In Mizoram, despite Mizos and Chin sharing common ancestry, discrimination is pervasive. In the past, the Young Mizo Association (YMA), a non-political but extremely influential civil organization in Mizoram, targeted the Chin, leading to several crackdowns against them. The most serious incident occurred in 2003 when the YMA forced thousands of Chin back to Burma. Possibly indicating an easing of tension between the Mizo and Chin, in October 2007 the Mizo demonstrated alongside the Chin in their calls for change in Burma. Nevertheless the Chin continue to fear more evictions and forced deportations by the Mizo.
Chin refugees in Malaysia
Due to substantial militarisation along the Indian border, many Chin fear the dangers associated with crossing into India. So, despite the distance, Malaysia has become a destination for the Chin and currently hosts some 23,000.
Like India, Malaysia is not a signatory to the Refugee Convention or its 1967 Protocol and since the beginning of 2006 the general registration process has been closed. As the exodus of Chin to Malaysia continues, more and more Chin find themselves waiting to be registered. Holding UNHCR documents at least provides hope of resettlement to a third country even if it provides no guarantee of protection or access to benefits in Malaysia.
The majority of Chin refugees live in devastating poverty in extremely cramped accommodation in the capital, Kuala Lumpur. Others live in makeshift camps outside the city or in the distant Cameron Highlands, where they work for low wages on farms, with unreliable water supplies and inadequate protective gear.
Harassment and abuse by the authorities is a daily reality for the Chin in Malaysia. In addition to raids on neighbourhoods and workplaces, immigration officials approach and threaten individuals in public areas. Those unable or unwilling to pay bribes risk arrest, detention or deportation. Refugees who are detained in Malaysia are often kept in overcrowded, unhygienic cells. They are inadequately fed and given little access to basic amenities. Illness is common. Complaints of harassment and physical abuse by guards and officials are widespread.
Chin refugees are not allowed to work in Malaysia and are relegated to the informal work sector. Fewer than one third of the Chin community in Malaysia are employed while those who secure employment are often subject to exploitative employers and abusive working conditions.
Basic health services are provided through mobile clinics to both urban refugees and those living in the jungle camps. Medecins Sans Frontières (MSF) had been operating in Malaysia providing translators and reimbursements for hospital care until early last year when it withdrew its operations.
Tens of thousands of Chin have fled torture, persecution and the threat of death in Burma. They take great risks, endure extreme hardships and confront dangerous challenges in the hope of finding refuge somewhere. What they find in India and Malaysia, however, is a lack of legal recognition, limited access to UNHCR protection, and difficulty in obtaining work, receiving an education and accessing healthcare services and acceptable living accommodation. Like their brothers and sisters from Burma living in Thailand, the Chin in India and Malaysia are living without true refuge.
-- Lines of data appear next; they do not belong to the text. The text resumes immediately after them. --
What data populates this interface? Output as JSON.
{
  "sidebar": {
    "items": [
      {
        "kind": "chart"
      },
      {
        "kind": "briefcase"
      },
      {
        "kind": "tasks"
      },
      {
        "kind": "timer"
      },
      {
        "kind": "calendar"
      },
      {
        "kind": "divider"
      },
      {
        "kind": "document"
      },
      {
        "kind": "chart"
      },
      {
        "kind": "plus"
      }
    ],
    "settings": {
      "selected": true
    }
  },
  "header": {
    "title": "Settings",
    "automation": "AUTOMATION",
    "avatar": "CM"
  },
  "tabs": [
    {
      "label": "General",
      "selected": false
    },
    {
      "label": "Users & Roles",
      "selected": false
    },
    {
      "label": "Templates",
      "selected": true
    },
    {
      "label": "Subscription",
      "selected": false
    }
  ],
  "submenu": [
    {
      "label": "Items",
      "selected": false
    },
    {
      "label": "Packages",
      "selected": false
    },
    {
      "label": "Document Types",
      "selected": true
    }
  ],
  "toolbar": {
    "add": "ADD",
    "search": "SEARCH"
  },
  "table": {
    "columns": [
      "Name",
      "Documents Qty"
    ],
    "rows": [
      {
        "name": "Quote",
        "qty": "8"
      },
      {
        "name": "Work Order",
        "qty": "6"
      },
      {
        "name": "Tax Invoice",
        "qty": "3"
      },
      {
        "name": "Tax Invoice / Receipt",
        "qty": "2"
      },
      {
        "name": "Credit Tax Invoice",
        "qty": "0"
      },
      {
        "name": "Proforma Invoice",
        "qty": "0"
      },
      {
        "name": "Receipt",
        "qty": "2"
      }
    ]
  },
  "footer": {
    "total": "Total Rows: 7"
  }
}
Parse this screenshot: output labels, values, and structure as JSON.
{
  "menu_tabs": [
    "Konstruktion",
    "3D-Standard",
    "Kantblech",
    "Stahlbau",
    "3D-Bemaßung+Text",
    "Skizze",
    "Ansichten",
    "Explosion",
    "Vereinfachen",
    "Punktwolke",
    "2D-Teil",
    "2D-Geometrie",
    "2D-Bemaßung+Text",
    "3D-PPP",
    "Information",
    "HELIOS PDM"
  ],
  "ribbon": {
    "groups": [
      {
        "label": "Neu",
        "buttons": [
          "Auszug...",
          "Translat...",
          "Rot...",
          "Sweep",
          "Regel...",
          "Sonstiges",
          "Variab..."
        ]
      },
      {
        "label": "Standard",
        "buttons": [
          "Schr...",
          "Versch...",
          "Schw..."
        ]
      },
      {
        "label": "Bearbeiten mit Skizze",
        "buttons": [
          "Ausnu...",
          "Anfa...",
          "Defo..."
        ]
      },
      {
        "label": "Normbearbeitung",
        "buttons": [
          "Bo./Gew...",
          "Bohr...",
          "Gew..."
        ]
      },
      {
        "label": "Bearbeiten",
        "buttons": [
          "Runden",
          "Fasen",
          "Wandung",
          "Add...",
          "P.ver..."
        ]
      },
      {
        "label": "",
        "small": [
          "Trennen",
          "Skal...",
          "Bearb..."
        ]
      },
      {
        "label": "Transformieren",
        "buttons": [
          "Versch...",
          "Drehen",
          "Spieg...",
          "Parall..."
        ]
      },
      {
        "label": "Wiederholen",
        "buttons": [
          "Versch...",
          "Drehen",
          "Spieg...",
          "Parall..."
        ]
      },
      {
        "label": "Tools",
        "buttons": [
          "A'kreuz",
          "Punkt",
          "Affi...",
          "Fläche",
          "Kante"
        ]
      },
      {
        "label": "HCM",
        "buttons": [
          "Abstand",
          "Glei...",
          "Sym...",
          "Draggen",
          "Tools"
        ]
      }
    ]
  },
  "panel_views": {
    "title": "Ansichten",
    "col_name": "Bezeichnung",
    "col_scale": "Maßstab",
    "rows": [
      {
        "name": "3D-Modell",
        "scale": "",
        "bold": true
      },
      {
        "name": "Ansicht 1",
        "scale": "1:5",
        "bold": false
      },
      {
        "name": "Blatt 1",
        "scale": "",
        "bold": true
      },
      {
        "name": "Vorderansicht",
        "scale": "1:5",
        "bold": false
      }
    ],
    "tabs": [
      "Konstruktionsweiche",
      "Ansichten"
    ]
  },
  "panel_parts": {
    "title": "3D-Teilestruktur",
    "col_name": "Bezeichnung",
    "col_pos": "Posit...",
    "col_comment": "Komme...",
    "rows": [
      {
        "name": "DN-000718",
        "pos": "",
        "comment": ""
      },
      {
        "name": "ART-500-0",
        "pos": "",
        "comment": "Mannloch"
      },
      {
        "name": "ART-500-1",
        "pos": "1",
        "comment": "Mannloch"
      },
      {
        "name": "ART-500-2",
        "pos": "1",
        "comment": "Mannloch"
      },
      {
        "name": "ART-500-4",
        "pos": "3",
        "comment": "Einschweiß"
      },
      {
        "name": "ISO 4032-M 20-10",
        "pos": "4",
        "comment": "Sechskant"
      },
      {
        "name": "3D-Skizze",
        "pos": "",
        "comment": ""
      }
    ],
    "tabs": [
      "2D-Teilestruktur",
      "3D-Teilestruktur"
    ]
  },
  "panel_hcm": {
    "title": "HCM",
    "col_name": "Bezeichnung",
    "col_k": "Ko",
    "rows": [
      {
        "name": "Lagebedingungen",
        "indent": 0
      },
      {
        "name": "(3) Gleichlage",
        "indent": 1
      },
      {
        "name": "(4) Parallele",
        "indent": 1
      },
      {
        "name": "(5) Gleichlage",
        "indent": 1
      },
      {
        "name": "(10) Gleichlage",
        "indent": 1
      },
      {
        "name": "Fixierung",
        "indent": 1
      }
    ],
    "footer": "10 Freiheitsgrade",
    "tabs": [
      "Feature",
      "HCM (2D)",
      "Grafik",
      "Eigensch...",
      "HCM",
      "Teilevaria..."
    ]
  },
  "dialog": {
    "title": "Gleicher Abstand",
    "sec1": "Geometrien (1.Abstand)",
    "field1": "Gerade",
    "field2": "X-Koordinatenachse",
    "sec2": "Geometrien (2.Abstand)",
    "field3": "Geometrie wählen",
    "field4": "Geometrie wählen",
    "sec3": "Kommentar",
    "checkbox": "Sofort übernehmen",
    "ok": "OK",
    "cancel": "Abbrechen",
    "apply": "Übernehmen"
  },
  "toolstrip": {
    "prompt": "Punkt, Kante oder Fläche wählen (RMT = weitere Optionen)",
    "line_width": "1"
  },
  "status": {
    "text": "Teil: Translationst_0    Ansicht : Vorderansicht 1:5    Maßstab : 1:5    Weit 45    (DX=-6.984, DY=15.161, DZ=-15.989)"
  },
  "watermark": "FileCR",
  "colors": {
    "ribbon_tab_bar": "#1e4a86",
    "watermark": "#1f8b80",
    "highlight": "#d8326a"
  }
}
Amy Alexander (email@example.com) is the Advocacy and Campaigns Coordinator for the Chin Human Rights Organisation based in Chiang Mai, Thailand (www.chro.org). CHRO is grateful to all those in the Chin communities who generously shared their time, stories and experiences which formed the basis for this article.